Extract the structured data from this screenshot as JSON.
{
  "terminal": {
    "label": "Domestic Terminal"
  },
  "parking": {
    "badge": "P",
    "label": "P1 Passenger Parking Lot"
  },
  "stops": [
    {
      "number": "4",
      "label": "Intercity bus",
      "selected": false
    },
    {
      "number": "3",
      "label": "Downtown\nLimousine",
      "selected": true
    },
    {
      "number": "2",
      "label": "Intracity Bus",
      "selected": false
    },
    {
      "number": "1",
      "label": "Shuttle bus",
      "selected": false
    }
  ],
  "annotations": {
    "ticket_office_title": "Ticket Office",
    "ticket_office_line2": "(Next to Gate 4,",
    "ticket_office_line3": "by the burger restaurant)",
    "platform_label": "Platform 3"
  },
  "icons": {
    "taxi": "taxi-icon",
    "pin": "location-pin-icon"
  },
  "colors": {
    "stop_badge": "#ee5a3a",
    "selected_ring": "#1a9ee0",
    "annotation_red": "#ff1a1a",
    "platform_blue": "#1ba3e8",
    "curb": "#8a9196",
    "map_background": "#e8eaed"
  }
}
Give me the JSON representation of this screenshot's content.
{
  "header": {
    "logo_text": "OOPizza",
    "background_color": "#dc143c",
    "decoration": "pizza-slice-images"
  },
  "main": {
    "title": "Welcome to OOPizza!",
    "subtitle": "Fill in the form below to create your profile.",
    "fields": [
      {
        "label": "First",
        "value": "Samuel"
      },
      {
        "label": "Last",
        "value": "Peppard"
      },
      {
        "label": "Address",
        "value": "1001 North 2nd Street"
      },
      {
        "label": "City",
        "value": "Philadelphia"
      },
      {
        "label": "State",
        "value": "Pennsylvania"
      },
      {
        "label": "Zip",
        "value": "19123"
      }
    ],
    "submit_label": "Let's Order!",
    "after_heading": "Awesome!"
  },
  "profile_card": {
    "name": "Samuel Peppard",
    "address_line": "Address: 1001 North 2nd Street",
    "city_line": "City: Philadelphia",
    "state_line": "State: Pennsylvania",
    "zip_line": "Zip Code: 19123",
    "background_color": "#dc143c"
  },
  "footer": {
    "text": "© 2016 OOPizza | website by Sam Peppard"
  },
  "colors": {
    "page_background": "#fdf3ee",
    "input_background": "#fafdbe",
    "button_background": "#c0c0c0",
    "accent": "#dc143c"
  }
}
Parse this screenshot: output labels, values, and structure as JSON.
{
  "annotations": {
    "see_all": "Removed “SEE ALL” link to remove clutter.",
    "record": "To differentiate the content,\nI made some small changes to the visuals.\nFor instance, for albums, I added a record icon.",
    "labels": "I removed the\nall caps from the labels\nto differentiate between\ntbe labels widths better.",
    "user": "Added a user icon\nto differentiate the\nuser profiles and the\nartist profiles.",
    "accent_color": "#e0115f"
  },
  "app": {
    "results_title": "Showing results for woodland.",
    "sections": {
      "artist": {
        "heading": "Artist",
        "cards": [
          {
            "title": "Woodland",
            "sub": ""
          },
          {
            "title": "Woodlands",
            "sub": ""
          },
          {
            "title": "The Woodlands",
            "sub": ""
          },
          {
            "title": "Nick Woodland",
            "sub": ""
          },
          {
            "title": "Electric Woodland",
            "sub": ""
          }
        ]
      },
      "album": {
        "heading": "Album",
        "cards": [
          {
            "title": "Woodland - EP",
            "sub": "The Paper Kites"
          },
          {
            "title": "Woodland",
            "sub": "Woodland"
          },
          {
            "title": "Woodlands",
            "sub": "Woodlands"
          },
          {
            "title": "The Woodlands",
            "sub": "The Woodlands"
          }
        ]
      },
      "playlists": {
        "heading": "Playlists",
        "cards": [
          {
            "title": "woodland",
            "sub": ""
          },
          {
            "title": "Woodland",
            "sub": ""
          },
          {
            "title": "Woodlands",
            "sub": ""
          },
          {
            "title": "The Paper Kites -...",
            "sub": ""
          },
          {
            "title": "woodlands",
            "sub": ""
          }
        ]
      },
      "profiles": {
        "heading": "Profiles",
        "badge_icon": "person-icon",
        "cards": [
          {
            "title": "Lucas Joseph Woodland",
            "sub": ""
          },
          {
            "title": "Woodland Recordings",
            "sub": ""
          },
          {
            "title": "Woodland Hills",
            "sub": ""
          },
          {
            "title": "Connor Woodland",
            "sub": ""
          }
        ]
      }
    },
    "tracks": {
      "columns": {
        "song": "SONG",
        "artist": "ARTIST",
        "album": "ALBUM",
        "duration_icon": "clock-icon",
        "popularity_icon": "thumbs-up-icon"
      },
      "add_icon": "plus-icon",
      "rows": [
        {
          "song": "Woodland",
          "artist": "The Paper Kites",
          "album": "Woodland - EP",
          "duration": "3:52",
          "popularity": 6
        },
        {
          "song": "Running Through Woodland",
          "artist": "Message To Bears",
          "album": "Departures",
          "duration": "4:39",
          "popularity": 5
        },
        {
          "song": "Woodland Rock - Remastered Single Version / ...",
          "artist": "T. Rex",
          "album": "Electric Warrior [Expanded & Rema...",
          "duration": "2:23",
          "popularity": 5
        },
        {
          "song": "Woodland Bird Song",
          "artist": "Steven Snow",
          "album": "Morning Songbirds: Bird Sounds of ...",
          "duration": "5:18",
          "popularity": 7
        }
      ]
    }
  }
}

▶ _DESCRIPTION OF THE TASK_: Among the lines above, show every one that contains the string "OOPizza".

▶ _THE ANSWER_:
    "logo_text": "OOPizza",
    "title": "Welcome to OOPizza!",
    "text": "© 2016 OOPizza | website by Sam Peppard"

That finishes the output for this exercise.